NOTES OF CURRENT DECISIONS
UNITED STATES SUPREME COURT.
Patent Cases-Jurisdiction-Law and Equity. ROOT 'D. LAKE SHORE & MICHIGAN SOUTHERN R. CO. This was an appeal from the circuit court of the United States for the northern district of Illinois, which was decided at the October term, 1881. Mr. Justice Matthews delivered the opinion of the court. The distinction of jurisdiction between law and equity in the United States courts is constitutional to the extent to which the seventh amendment of the federal constitution forbids any infringement of the right of trial by jury as fixed by the common law. The doctrine applies to patent cases as well as others, and a court of equity is to proceed under the patent law just as it does in any other case of a violated legal right, and to grant relief only when the remedy at law is inadequate; and a bill for an account of profits will not be sustained if brought after the patent has expired, and there can be no injunction.
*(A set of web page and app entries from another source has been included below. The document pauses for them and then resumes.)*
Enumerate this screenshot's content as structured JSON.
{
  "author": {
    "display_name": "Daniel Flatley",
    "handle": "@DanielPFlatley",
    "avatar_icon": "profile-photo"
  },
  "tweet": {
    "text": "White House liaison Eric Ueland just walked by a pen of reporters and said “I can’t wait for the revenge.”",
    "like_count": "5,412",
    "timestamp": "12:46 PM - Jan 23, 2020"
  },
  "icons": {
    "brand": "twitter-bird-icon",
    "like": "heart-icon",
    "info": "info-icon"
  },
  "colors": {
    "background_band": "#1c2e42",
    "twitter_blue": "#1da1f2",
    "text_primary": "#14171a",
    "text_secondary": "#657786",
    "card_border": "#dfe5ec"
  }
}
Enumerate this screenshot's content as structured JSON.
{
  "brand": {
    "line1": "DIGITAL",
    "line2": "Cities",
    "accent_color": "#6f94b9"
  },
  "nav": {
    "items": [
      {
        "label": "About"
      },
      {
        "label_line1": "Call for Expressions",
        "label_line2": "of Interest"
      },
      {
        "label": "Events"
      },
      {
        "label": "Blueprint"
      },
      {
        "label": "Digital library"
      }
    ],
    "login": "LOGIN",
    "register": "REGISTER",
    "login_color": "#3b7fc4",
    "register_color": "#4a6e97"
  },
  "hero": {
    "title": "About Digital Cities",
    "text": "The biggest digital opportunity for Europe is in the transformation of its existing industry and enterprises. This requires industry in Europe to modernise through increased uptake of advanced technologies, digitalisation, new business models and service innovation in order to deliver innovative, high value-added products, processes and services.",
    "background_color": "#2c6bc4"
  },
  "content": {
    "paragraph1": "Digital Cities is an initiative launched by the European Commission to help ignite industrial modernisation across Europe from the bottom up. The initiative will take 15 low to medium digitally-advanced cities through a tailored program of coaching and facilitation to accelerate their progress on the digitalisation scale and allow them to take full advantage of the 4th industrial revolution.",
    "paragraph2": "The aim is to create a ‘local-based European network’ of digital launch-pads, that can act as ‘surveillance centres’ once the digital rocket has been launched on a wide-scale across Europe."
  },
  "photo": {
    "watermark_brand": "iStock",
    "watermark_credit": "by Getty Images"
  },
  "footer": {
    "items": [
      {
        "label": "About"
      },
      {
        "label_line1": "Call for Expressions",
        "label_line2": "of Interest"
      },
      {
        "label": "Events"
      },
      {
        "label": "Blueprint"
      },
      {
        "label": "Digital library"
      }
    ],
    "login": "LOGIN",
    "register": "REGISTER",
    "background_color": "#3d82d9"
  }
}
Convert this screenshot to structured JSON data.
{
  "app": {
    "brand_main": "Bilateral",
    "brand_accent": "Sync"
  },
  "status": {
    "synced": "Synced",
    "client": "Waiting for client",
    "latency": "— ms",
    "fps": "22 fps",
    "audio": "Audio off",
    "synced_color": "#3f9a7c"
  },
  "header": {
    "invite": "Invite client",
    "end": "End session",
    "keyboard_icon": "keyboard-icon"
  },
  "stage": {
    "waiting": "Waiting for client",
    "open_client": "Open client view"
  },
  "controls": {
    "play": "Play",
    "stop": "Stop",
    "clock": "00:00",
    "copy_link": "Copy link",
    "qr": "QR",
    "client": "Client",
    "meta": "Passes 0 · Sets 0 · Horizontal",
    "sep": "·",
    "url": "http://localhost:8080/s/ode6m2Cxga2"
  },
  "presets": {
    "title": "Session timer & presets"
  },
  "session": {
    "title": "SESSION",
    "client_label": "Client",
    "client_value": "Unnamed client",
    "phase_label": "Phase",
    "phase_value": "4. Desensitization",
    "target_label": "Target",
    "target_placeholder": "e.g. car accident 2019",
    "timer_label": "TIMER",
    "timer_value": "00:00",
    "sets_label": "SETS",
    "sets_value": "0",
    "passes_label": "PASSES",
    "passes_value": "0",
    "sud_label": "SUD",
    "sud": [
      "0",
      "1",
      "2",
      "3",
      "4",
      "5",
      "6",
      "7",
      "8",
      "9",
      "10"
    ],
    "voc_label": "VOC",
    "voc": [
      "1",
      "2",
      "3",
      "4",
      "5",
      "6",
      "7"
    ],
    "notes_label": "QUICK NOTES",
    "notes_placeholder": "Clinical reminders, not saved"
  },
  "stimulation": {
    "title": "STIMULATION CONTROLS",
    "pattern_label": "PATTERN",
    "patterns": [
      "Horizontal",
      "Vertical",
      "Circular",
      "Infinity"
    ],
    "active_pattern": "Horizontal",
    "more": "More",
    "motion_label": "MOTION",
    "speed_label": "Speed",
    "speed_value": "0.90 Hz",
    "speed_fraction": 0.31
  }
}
A bill in equity for a naked account of profits and damages against an infringer of a patent case cannot be sustained; that such relief ordinarily is incident to some other equity, the right to enforce which secures to the patentee his standing in court; that the most general ground for equitable interposition is to insure to the patentee the enjoyment of his specific right by injullction against the continuance of the infringement; but that grounds of equitable relief may arise other than by way of injunction, and case must rest upon its own peculiar circumstances, as furnishing a clear and satisfactory ground of exception from the general rule. Albert H. Walker, for appellant. George Payson, for appellee. The cases cited in the opinion were: Livingston v. Van Ingen, 1 Paine, 45; Sullivan v. Redfield, ld. 441; Stevens v. Gladding, 17 How. 447; Watts v. Waddle, 6 Pet. 389; Livingston v. Woodworth, 15 How. 547; Dean v. Mason, 20 How. 198; Seymour v. McCormick, 16 How. 480; New York v. Ransom,23 How, 437; Jones v. Morehead, 1 Wall. 155; Mowry v. Whitney, 14 Wall. 620; Packet Co. v. Sickles, 19 Wall. 611; Suffolk v. Hay(len, 3 Wall. 315; Burdell v. Denig, 92 U. S. 716; Littlefield v. Perry, 21 Wall. 205; Birdsall v. Coolidge, 93 U.S. 64; Elizabeth v. Pavement Co. 97 U. S. 126; Marsh v. (349)